Hiebert - A condensation of the eight-volume work on Hebrews (links below are unabridged work) on which Owens spent sixteen years of his life.

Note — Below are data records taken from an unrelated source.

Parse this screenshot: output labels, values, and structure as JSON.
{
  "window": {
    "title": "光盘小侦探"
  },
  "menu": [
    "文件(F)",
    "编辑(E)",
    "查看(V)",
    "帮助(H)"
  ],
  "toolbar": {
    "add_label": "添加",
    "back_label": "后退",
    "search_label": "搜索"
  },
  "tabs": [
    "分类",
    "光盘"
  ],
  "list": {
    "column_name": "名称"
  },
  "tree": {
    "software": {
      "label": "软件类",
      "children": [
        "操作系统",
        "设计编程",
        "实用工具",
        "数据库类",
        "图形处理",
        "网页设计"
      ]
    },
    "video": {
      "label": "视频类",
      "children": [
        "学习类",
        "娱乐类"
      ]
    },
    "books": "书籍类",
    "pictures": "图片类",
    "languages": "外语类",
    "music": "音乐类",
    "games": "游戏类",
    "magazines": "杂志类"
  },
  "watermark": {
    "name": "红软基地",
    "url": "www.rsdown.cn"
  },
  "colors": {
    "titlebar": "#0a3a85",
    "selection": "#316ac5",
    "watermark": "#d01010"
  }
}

A valuable guide for the study of Hebrews under this noted Puritan theologian and preacher.
PASTOR LIFE Sermons on Hebrews
|A Healthy Diet - Milk Shakes or Beef Steaks (Outline)||Hebrews 5:11-14||William F. Harrell|

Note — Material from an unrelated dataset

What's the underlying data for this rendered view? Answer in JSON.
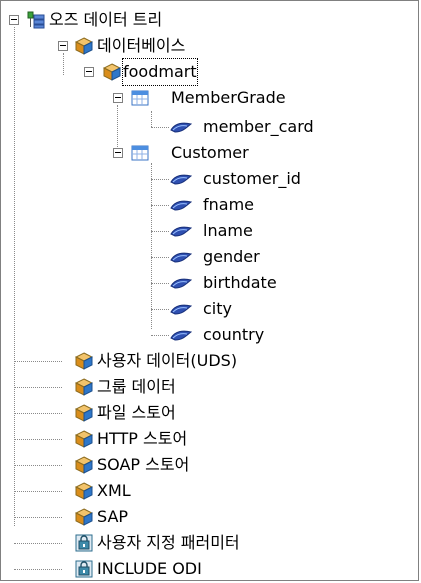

|Warning About Immaturity||Hebrews 5:11-14||Jerry N. Watts|
- Hebrews 4:14-5:3 Draw Near to the Throne of Grace with Confidence
- Hebrews 5:4-10 He is Source of eternal salvation for all who obey
- Hebrews 5:11-14 By this time you ought to be teachers
- Hebrews 5:11-12 The Doctrine of Perseverance
- Hebrews 5:11-6:12 The Doctrine of Perseverance: The Future of a Fruitless Field
PRECEPT MINISTRIES - samples of first lesson
- Hebrews 5:1–10
- Hebrews 5:1
- Hebrews 5:2
- Hebrews 5:3
- Hebrews 5:4
- Hebrews 5:5
- Hebrews 5:6
- Hebrews 5:7
- Hebrews 5:8
- Hebrews 5:9
- Hebrews 5:10
- Hebrews 5:11–6:12
- Hebrews 5:11
- Hebrews 5:12
- Hebrews 5:13
- Hebrews 5:14
Cyril Barber - Stedman’s commentary leans toward identifying Apollos as the author of this letter, and Jewish Christians as the recipients. A date in the late 60s is believed to be the time of its composition. As expected, the comments are brief, pertinent, and pastoral in tone. The problem passages (e.g., Hebrews 6:4-9) are handled from a Calvinistic perspective. Many readers will question Stedman’s identification of the tabernacle as a type of each human being’s three-part nature. However, such issues aside, this is a useful commentary from which lay people will profit. Preachers, too, will derive some unique insights for the application of the text to the lives of their hearers. All things considered, this is a work from which believers can derive great benefit. (The Minister's Library)
- Hebrews 4:14 - 5:10 Strength at Wits End
- Hebrews 5:11 - 6:12 Let's Get On with It
- Hebrews 5:1-4 The Qualifications of a Priest
- Hebrews 5:5-10 The Credentials of Jesus
- Hebrews 5:11-14 The Spiritual State of the Readers
- Every high priest . . . in the order of Melchizedek - Hebrews 5:1-10
- Offer gifts and sacrifices for sins - Hebrews 5:1
- Able to deal gently - Hebrews 5:2
- For his own sins - Hebrews 5:3
- Called by God, just as Aaron was - Hebrews 5:4
- You are my Son - Hebrews 5:5
- In the order of Melchizedek - Hebrews 5:6
- Loud cries and tears - Hebrews 5:7
- He learned obedience - Hebrews 5:8
- Made perfect - Hebrews 5:9-10
- Go on to Maturity - Hebrews 5:11-6:12
- Slow to learn - Hebrews 5:11
- Elementary truths of God's word - Hebrews 5:12-14
DAVID THOMPSON SERMON NOTES
STEVE ZEISLER - click for sermons on Hebrews
- Hebrews 5:11-14, Hebrews 6:1-20 High Stakes